[What to produce] Among the records, which lines hold the word "empty"? Pick them out.

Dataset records

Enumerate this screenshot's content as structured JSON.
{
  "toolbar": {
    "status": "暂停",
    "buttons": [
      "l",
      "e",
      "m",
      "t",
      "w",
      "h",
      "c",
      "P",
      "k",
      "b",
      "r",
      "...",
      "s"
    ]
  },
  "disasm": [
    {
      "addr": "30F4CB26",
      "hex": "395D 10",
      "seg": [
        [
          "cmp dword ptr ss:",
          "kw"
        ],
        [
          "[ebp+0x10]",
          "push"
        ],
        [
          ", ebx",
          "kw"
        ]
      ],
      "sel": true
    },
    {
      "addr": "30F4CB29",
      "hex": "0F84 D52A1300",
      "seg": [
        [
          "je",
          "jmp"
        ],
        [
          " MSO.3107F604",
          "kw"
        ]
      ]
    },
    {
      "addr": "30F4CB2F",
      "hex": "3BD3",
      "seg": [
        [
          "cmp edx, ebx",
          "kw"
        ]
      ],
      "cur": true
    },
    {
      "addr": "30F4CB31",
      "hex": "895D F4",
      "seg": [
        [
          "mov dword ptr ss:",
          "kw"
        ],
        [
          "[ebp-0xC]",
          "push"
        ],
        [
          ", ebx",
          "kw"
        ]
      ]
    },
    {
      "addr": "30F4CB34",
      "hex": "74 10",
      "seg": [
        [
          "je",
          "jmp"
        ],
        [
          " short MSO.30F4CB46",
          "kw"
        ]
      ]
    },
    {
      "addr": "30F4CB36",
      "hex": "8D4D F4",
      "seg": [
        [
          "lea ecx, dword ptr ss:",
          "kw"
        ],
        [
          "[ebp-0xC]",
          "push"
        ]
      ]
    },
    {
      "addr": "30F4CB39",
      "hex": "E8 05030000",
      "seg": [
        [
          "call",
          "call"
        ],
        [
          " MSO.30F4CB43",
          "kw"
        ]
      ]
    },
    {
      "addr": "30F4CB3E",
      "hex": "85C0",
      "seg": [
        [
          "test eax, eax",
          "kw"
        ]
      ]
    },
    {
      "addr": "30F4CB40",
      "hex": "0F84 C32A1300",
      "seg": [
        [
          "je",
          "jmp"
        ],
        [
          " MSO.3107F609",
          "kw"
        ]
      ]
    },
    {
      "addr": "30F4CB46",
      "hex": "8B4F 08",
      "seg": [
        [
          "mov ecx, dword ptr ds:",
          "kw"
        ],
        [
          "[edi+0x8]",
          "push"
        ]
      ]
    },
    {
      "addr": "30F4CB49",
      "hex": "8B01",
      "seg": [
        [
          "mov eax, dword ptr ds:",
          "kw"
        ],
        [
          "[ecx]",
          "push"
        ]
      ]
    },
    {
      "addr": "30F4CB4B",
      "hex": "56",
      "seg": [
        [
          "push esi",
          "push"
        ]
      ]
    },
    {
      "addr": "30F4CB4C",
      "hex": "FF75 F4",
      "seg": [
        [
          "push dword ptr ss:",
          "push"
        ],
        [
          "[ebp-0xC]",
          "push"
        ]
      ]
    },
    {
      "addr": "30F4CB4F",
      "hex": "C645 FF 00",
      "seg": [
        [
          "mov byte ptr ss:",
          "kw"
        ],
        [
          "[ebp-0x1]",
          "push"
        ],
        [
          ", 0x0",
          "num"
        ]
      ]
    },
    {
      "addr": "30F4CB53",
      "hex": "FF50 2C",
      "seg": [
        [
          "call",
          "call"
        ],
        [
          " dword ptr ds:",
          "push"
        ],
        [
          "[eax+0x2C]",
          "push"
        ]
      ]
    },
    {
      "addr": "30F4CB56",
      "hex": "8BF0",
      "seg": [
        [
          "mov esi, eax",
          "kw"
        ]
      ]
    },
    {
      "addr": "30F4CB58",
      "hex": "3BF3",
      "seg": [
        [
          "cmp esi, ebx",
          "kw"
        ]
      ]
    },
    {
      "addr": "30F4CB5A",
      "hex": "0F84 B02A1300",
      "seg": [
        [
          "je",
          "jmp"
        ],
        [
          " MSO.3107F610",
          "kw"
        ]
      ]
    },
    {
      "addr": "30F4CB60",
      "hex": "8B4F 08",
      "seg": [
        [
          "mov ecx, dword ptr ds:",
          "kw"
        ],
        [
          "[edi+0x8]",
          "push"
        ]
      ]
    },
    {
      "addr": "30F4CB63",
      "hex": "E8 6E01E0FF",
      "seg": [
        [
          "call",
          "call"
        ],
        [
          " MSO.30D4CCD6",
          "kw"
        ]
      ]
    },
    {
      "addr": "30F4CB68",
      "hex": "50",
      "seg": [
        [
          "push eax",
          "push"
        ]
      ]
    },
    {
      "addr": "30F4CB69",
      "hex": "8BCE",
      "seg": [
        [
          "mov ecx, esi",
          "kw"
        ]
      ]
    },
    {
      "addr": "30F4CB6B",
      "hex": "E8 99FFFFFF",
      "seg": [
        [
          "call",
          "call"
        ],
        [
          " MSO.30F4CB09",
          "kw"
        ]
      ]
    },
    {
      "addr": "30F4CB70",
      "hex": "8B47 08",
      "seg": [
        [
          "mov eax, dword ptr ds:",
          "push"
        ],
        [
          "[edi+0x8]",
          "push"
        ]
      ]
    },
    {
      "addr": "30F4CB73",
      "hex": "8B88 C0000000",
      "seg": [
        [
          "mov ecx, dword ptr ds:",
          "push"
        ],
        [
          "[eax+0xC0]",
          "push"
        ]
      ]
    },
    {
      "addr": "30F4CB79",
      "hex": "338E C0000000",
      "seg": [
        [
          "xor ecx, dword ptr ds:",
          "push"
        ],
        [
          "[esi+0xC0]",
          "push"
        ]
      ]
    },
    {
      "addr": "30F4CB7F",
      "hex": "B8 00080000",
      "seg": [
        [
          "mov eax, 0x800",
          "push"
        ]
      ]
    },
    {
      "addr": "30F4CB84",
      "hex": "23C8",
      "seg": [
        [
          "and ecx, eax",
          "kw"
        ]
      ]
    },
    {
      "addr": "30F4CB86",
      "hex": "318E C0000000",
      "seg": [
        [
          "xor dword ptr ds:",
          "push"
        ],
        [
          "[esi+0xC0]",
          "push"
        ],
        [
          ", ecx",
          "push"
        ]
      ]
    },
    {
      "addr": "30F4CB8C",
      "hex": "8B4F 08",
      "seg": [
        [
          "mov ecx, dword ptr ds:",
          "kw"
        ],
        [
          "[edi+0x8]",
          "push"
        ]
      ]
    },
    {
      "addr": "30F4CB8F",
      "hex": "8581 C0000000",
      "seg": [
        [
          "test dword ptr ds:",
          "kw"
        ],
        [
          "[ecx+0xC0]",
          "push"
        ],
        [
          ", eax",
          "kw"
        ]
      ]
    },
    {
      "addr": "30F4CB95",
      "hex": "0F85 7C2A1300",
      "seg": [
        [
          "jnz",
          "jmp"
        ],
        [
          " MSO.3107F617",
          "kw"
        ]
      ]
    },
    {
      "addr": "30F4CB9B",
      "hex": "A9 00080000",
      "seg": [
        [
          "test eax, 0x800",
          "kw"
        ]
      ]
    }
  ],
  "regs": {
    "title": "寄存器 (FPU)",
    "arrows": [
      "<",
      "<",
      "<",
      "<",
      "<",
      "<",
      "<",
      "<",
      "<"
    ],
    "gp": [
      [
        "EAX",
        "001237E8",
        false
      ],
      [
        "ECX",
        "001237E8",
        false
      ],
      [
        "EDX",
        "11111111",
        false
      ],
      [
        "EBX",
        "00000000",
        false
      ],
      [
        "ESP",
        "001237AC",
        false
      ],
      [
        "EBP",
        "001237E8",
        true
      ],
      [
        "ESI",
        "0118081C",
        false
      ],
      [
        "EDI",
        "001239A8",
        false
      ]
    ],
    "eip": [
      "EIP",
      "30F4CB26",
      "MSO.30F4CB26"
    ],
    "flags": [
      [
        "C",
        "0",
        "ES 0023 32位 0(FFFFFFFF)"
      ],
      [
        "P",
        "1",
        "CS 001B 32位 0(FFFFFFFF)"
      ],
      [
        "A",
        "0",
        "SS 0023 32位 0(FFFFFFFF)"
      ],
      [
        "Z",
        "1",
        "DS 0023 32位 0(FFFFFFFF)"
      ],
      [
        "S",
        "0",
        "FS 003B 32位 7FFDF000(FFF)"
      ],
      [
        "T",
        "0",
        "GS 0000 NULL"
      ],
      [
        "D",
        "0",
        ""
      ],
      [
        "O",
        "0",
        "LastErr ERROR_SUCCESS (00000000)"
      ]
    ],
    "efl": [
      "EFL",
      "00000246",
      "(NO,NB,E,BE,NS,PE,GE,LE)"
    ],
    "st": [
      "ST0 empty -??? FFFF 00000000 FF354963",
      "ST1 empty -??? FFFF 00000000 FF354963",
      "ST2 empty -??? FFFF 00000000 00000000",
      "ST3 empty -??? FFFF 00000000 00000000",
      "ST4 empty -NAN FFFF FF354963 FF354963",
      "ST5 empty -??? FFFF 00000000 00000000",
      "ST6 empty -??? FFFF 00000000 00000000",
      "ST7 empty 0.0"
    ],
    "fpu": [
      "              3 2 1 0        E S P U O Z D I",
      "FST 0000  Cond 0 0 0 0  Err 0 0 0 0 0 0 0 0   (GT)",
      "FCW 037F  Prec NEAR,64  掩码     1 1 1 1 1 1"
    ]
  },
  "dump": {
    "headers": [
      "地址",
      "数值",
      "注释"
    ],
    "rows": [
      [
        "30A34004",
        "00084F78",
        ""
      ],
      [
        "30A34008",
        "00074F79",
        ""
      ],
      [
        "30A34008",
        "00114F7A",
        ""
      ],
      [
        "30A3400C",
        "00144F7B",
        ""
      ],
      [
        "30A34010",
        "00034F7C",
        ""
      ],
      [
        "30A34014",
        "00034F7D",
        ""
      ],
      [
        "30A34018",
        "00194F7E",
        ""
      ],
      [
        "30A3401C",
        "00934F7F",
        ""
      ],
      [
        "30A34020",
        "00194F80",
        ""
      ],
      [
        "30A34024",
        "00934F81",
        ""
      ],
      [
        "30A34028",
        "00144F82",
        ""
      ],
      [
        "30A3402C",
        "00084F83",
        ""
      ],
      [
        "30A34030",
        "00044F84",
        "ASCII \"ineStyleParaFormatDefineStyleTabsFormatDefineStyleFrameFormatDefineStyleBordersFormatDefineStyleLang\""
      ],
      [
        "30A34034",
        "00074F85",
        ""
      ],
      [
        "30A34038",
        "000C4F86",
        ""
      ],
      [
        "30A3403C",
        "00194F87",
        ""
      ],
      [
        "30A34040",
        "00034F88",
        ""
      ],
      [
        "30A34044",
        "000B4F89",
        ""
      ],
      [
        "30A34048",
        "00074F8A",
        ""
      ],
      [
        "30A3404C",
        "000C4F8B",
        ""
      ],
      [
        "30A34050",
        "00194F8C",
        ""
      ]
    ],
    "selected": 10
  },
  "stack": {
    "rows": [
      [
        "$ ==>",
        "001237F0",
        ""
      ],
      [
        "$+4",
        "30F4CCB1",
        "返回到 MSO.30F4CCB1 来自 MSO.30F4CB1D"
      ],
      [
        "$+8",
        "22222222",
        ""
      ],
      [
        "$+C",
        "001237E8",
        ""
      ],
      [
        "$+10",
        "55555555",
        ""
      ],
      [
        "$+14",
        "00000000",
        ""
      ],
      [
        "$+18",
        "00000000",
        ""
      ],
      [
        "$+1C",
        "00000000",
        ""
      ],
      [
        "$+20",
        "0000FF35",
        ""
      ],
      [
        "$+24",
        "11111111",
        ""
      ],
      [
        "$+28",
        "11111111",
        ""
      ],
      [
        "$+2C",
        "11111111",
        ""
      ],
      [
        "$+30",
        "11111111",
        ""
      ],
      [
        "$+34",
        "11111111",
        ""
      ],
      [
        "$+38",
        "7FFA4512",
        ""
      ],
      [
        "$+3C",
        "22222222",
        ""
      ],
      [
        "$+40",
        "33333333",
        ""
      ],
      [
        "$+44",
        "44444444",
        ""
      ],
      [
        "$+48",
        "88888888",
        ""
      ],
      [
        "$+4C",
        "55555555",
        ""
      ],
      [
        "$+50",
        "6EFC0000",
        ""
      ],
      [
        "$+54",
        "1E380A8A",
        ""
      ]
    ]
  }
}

[Problem solution]
      "ST0 empty -??? FFFF 00000000 FF354963",
      "ST1 empty -??? FFFF 00000000 FF354963",
      "ST2 empty -??? FFFF 00000000 00000000",
      "ST3 empty -??? FFFF 00000000 00000000",
      "ST4 empty -NAN FFFF FF354963 FF354963",
      "ST5 empty -??? FFFF 00000000 00000000",
      "ST6 empty -??? FFFF 00000000 00000000",
      "ST7 empty 0.0"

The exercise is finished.